[Start of section]

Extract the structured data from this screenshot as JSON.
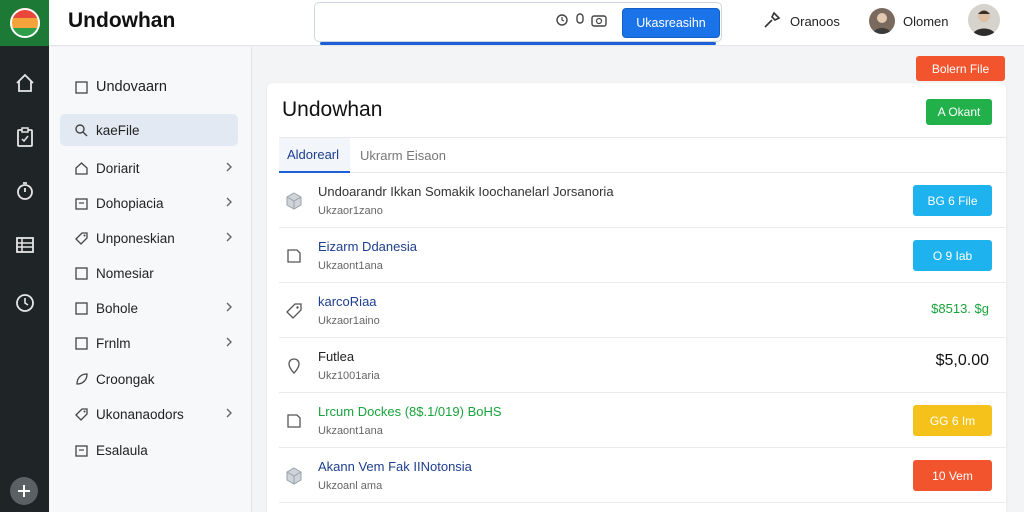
{
  "app": {
    "title": "Undowhan"
  },
  "search": {
    "placeholder": "",
    "button_label": "Ukasreasihn"
  },
  "topbar": {
    "action1_label": "Oranoos",
    "action2_label": "Olomen"
  },
  "sidebar": {
    "items": [
      {
        "label": "Undovaarn",
        "icon": "square-icon",
        "chevron": false,
        "active": false
      },
      {
        "label": "kaeFile",
        "icon": "search-icon",
        "chevron": false,
        "active": true
      },
      {
        "label": "Doriarit",
        "icon": "house-icon",
        "chevron": true,
        "active": false
      },
      {
        "label": "Dohopiacia",
        "icon": "box-icon",
        "chevron": true,
        "active": false
      },
      {
        "label": "Unponeskian",
        "icon": "tag-icon",
        "chevron": true,
        "active": false
      },
      {
        "label": "Nomesiar",
        "icon": "square-icon",
        "chevron": false,
        "active": false
      },
      {
        "label": "Bohole",
        "icon": "square-icon",
        "chevron": true,
        "active": false
      },
      {
        "label": "Frnlm",
        "icon": "square-icon",
        "chevron": true,
        "active": false
      },
      {
        "label": "Croongak",
        "icon": "leaf-icon",
        "chevron": false,
        "active": false
      },
      {
        "label": "Ukonanaodors",
        "icon": "tag-icon",
        "chevron": true,
        "active": false
      },
      {
        "label": "Esalaula",
        "icon": "box-icon",
        "chevron": false,
        "active": false
      }
    ]
  },
  "main": {
    "top_button_label": "Bolern File",
    "card_title": "Undowhan",
    "add_button_label": "A Okant",
    "tabs": [
      {
        "label": "Aldorearl"
      },
      {
        "label": "Ukrarm Eisaon"
      }
    ],
    "rows": [
      {
        "title": "Undoarandr Ikkan Somakik Ioochanelarl Jorsanoria",
        "sub": "Ukzaor1zano",
        "icon": "cube-icon",
        "action": {
          "kind": "button",
          "label": "BG 6 File",
          "color": "#1eb3ef"
        },
        "title_color": "#333333"
      },
      {
        "title": "Eizarm Ddanesia",
        "sub": "Ukzaont1ana",
        "icon": "box-icon",
        "action": {
          "kind": "button",
          "label": "O 9 Iab",
          "color": "#1eb3ef"
        },
        "title_color": "#1d3f8f"
      },
      {
        "title": "karcoRiaa",
        "sub": "Ukzaor1aino",
        "icon": "tag-icon",
        "action": {
          "kind": "amount",
          "label": "$8513. $g",
          "color": "#19a33c"
        },
        "title_color": "#1d3f8f"
      },
      {
        "title": "Futlea",
        "sub": "Ukz1001aria",
        "icon": "pin-icon",
        "action": {
          "kind": "amount",
          "label": "$5,0.00",
          "color": "#111111"
        },
        "title_color": "#222222"
      },
      {
        "title": "Lrcum Dockes (8$.1/019) BoHS",
        "sub": "Ukzaont1ana",
        "icon": "box-icon",
        "action": {
          "kind": "button",
          "label": "GG 6 Im",
          "color": "#f5c21b"
        },
        "title_color": "#19a33c"
      },
      {
        "title": "Akann Vem Fak IINotonsia",
        "sub": "Ukzoanl ama",
        "icon": "cube-icon",
        "action": {
          "kind": "button",
          "label": "10 Vem",
          "color": "#f2542d"
        },
        "title_color": "#1d3f8f"
      }
    ]
  }
}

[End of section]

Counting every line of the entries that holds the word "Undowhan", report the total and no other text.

2